Task to carry out — Each line of the material should be set down exactly. Pictures are not part of the copy.

Dataset entries —
::::::::

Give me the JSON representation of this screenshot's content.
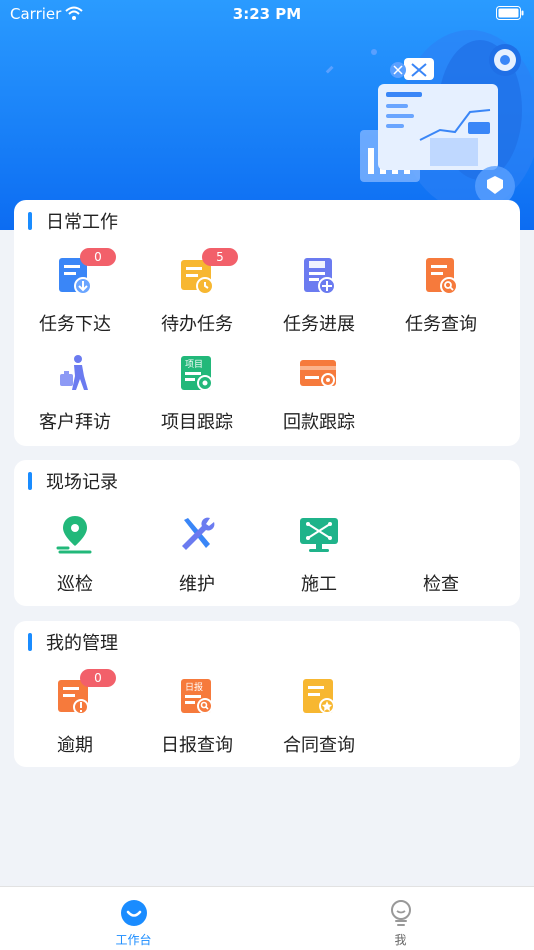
{
  "status": {
    "carrier": "Carrier",
    "time": "3:23 PM"
  },
  "sections": [
    {
      "title": "日常工作",
      "items": [
        {
          "label": "任务下达",
          "icon": "task-assign-icon",
          "badge": "0"
        },
        {
          "label": "待办任务",
          "icon": "todo-task-icon",
          "badge": "5"
        },
        {
          "label": "任务进展",
          "icon": "task-progress-icon",
          "badge": ""
        },
        {
          "label": "任务查询",
          "icon": "task-query-icon",
          "badge": ""
        },
        {
          "label": "客户拜访",
          "icon": "customer-visit-icon",
          "badge": ""
        },
        {
          "label": "项目跟踪",
          "icon": "project-tracking-icon",
          "badge": "",
          "icon_text": "项目"
        },
        {
          "label": "回款跟踪",
          "icon": "payment-tracking-icon",
          "badge": ""
        }
      ]
    },
    {
      "title": "现场记录",
      "items": [
        {
          "label": "巡检",
          "icon": "location-pin-icon"
        },
        {
          "label": "维护",
          "icon": "tools-icon"
        },
        {
          "label": "施工",
          "icon": "construction-monitor-icon"
        },
        {
          "label": "检查",
          "icon": ""
        }
      ]
    },
    {
      "title": "我的管理",
      "items": [
        {
          "label": "逾期",
          "icon": "overdue-icon",
          "badge": "0"
        },
        {
          "label": "日报查询",
          "icon": "daily-report-icon",
          "badge": "",
          "icon_text": "日报"
        },
        {
          "label": "合同查询",
          "icon": "contract-query-icon",
          "badge": ""
        }
      ]
    }
  ],
  "tabbar": [
    {
      "label": "工作台",
      "icon": "workbench-icon",
      "active": true
    },
    {
      "label": "我",
      "icon": "profile-icon",
      "active": false
    }
  ],
  "colors": {
    "accent": "#1a8cff",
    "badge": "#f2606a"
  }
}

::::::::

Worked solution —
Give me the JSON representation of this screenshot's content.
{
  "status": {
    "carrier": "Carrier",
    "time": "3:23 PM"
  },
  "sections": [
    {
      "title": "日常工作",
      "items": [
        {
          "label": "任务下达",
          "icon": "task-assign-icon",
          "badge": "0"
        },
        {
          "label": "待办任务",
          "icon": "todo-task-icon",
          "badge": "5"
        },
        {
          "label": "任务进展",
          "icon": "task-progress-icon",
          "badge": ""
        },
        {
          "label": "任务查询",
          "icon": "task-query-icon",
          "badge": ""
        },
        {
          "label": "客户拜访",
          "icon": "customer-visit-icon",
          "badge": ""
        },
        {
          "label": "项目跟踪",
          "icon": "project-tracking-icon",
          "badge": "",
          "icon_text": "项目"
        },
        {
          "label": "回款跟踪",
          "icon": "payment-tracking-icon",
          "badge": ""
        }
      ]
    },
    {
      "title": "现场记录",
      "items": [
        {
          "label": "巡检",
          "icon": "location-pin-icon"
        },
        {
          "label": "维护",
          "icon": "tools-icon"
        },
        {
          "label": "施工",
          "icon": "construction-monitor-icon"
        },
        {
          "label": "检查",
          "icon": ""
        }
      ]
    },
    {
      "title": "我的管理",
      "items": [
        {
          "label": "逾期",
          "icon": "overdue-icon",
          "badge": "0"
        },
        {
          "label": "日报查询",
          "icon": "daily-report-icon",
          "badge": "",
          "icon_text": "日报"
        },
        {
          "label": "合同查询",
          "icon": "contract-query-icon",
          "badge": ""
        }
      ]
    }
  ],
  "tabbar": [
    {
      "label": "工作台",
      "icon": "workbench-icon",
      "active": true
    },
    {
      "label": "我",
      "icon": "profile-icon",
      "active": false
    }
  ],
  "colors": {
    "accent": "#1a8cff",
    "badge": "#f2606a"
  }
}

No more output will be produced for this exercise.